The electricity supplied by the poultry plant also contributes to the electric utility’s system reliability. As demand (KW) grows in the electric provider’s service area, the reserve margin decreases and at some point the electric utility will need to add capacity to meet demand. The poultry plant’s contribution to the electric utility system allows the utility to defer the addition of capacity.

A component of the avoided energy rate gives credit for the generation and transmission capacity that is avoided. And, when Georgia Power has a capacity need, QFs can bid their capacity into Georgia Power Requests for Proposals (RFPs) and may receive payment for their capacity.

Because avoided cost depends on system operations and needs, the avoided cost for each utility is unique and the amount determined to be a utility’s avoided cost changes over time. Georgia Power purchases energy at the hourly avoided cost rate, currently forecasted to be around 5.6 cents per kWh in 2012.

Anaerobic digesters are complex biological systems requiring careful planning and operation. Well-designed systems require considerable capital investment and operational costs, but there are tax credits and incentives available.

Incentives in the form of federal and state tax credits, accelerated depreciation, and low-interest financing may be available. The Energy Policy Act of 2005 increased the business renewable investment tax credit to 30 percent and is not set to expire until 2016. Another incentive available is Georgia’s Clean Energy Property Tax Credit that provides up to a 35 percent tax credit for renewable generation assets. This tax incentive is reaching its upper limit, so contact the Georgia Environmental Finance Authority (GEFA) to find out if funds are still available (www.gefa.org/index.aspx?page=423). The Database of State Incentives for Renewables and Efficiency website provides all current state and federal incentives available.

Finally, electricity through “Green” energy programs may be another investment opportunity for poultry plants. Georgia Power’s Green Energy Program enables industrial customers to support the growth of renewable energy resources in Georgia. The Large Volume Purchase Option offers customers the opportunity to buy Green Energy at a lower, customer-specific price. This option is available to businesses that wish to purchase a minimum of 90,000 kWh (900 blocks) of renewable energy per month.

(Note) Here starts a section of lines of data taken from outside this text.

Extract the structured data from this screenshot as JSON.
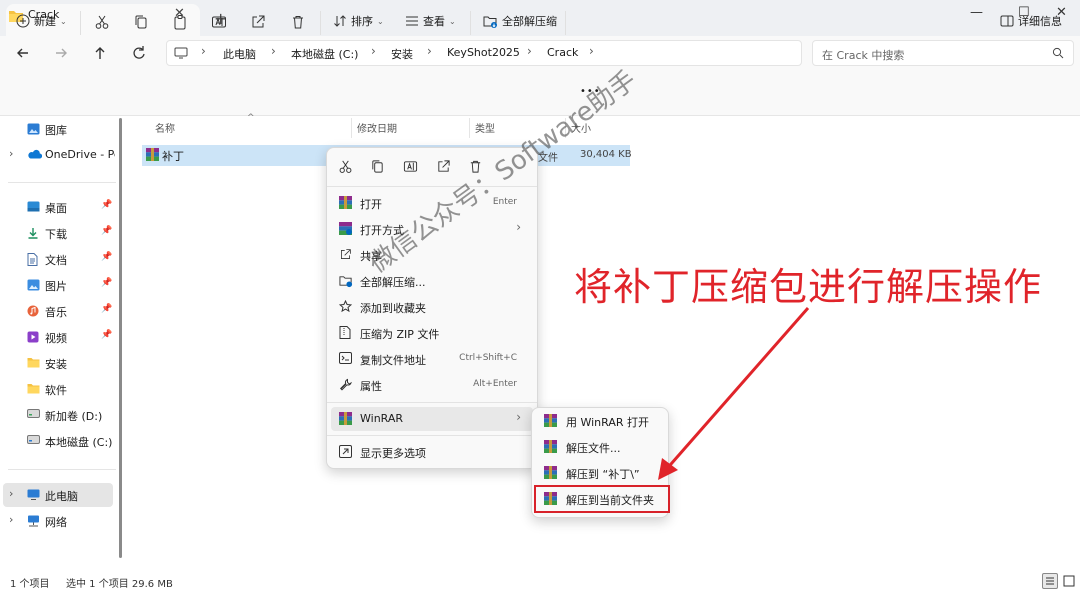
{
  "window": {
    "tab_title": "Crack",
    "tab_close": "✕",
    "new_tab": "+",
    "minimize": "—",
    "maximize": "☐",
    "close": "✕"
  },
  "address": {
    "breadcrumbs": [
      "此电脑",
      "本地磁盘 (C:)",
      "安装",
      "KeyShot2025",
      "Crack"
    ],
    "search_placeholder": "在 Crack 中搜索"
  },
  "toolbar": {
    "new_label": "新建",
    "sort_label": "排序",
    "view_label": "查看",
    "extract_all_label": "全部解压缩",
    "more_label": "•••",
    "details_label": "详细信息"
  },
  "sidebar": {
    "items": [
      {
        "label": "图库",
        "icon": "gallery-icon"
      },
      {
        "label": "OneDrive - Per",
        "icon": "onedrive-icon"
      },
      {
        "label": "桌面",
        "icon": "desktop-icon",
        "pinned": true
      },
      {
        "label": "下载",
        "icon": "download-icon",
        "pinned": true
      },
      {
        "label": "文档",
        "icon": "documents-icon",
        "pinned": true
      },
      {
        "label": "图片",
        "icon": "pictures-icon",
        "pinned": true
      },
      {
        "label": "音乐",
        "icon": "music-icon",
        "pinned": true
      },
      {
        "label": "视频",
        "icon": "videos-icon",
        "pinned": true
      },
      {
        "label": "安装",
        "icon": "folder-icon"
      },
      {
        "label": "软件",
        "icon": "folder-icon"
      },
      {
        "label": "新加卷 (D:)",
        "icon": "drive-icon"
      },
      {
        "label": "本地磁盘 (C:)",
        "icon": "drive-icon"
      },
      {
        "label": "此电脑",
        "icon": "this-pc-icon"
      },
      {
        "label": "网络",
        "icon": "network-icon"
      }
    ],
    "pin_glyph": "📌"
  },
  "columns": {
    "name": "名称",
    "modified": "修改日期",
    "type": "类型",
    "size": "大小"
  },
  "file": {
    "name": "补丁",
    "type": "文件",
    "size": "30,404 KB"
  },
  "context_menu": {
    "items": [
      {
        "label": "打开",
        "shortcut": "Enter"
      },
      {
        "label": "打开方式",
        "arrow": "›"
      },
      {
        "label": "共享"
      },
      {
        "label": "全部解压缩..."
      },
      {
        "label": "添加到收藏夹"
      },
      {
        "label": "压缩为 ZIP 文件"
      },
      {
        "label": "复制文件地址",
        "shortcut": "Ctrl+Shift+C"
      },
      {
        "label": "属性",
        "shortcut": "Alt+Enter"
      },
      {
        "label": "WinRAR",
        "arrow": "›"
      },
      {
        "label": "显示更多选项"
      }
    ]
  },
  "winrar_submenu": {
    "items": [
      {
        "label": "用 WinRAR 打开"
      },
      {
        "label": "解压文件..."
      },
      {
        "label": "解压到 “补丁\\”"
      },
      {
        "label": "解压到当前文件夹"
      }
    ]
  },
  "status": {
    "count": "1 个项目",
    "selected": "选中 1 个项目  29.6 MB"
  },
  "annotation": {
    "text": "将补丁压缩包进行解压操作",
    "watermark": "微信公众号：Software助手",
    "color": "#e0242a"
  },
  "colors": {
    "selection": "#cce4f7",
    "accent": "#0067c0",
    "highlight_border": "#d8222a"
  }
}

Customers must purchase at least 400 blocks of either Standard Green Energy ($3.50 plus tax per block) or Premium Green Energy ($5.00 plus tax per block). In addition, they must purchase at least an additional 500 blocks of renewable energy under the Large Volume Purchase Option at a reduced price.

Georgia Power will contract with customers to determine the price, quantity, term, and source of the additional certified Green Energy. Also, customers who act as a single brand under common ownership or under common control via a written franchise agreement with a single controlling entity may aggregate their load for the purposes of participating under the Large Volume Purchase Option.

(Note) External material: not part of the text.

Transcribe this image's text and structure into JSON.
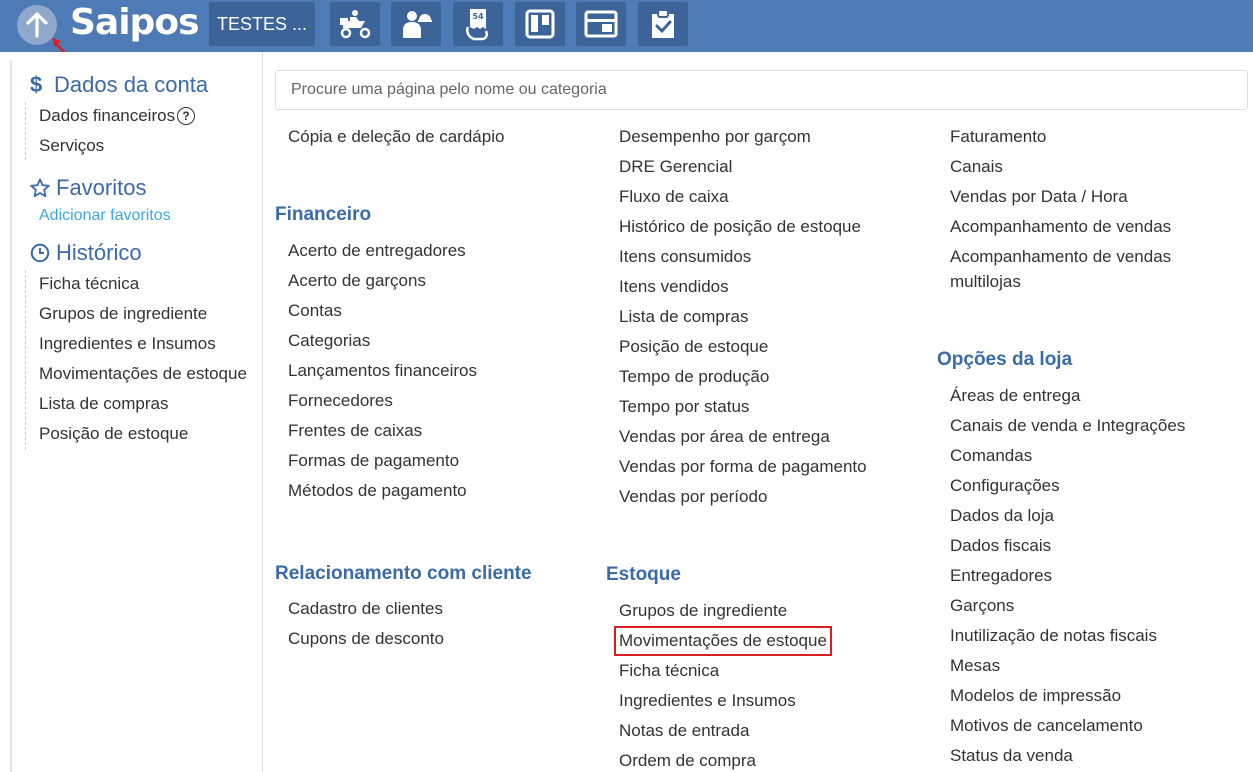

More information on Green Energy’s Large Volume Purchase Option can be obtained by emailing at G2GESALES@southernco.com or by visiting www.georgiapower.com/earthcents/green/commercial.asp.

Investing in “Green” renewable technologies and resources is a win-win to energy efficiency, strengthening the economy, and protecting the environment.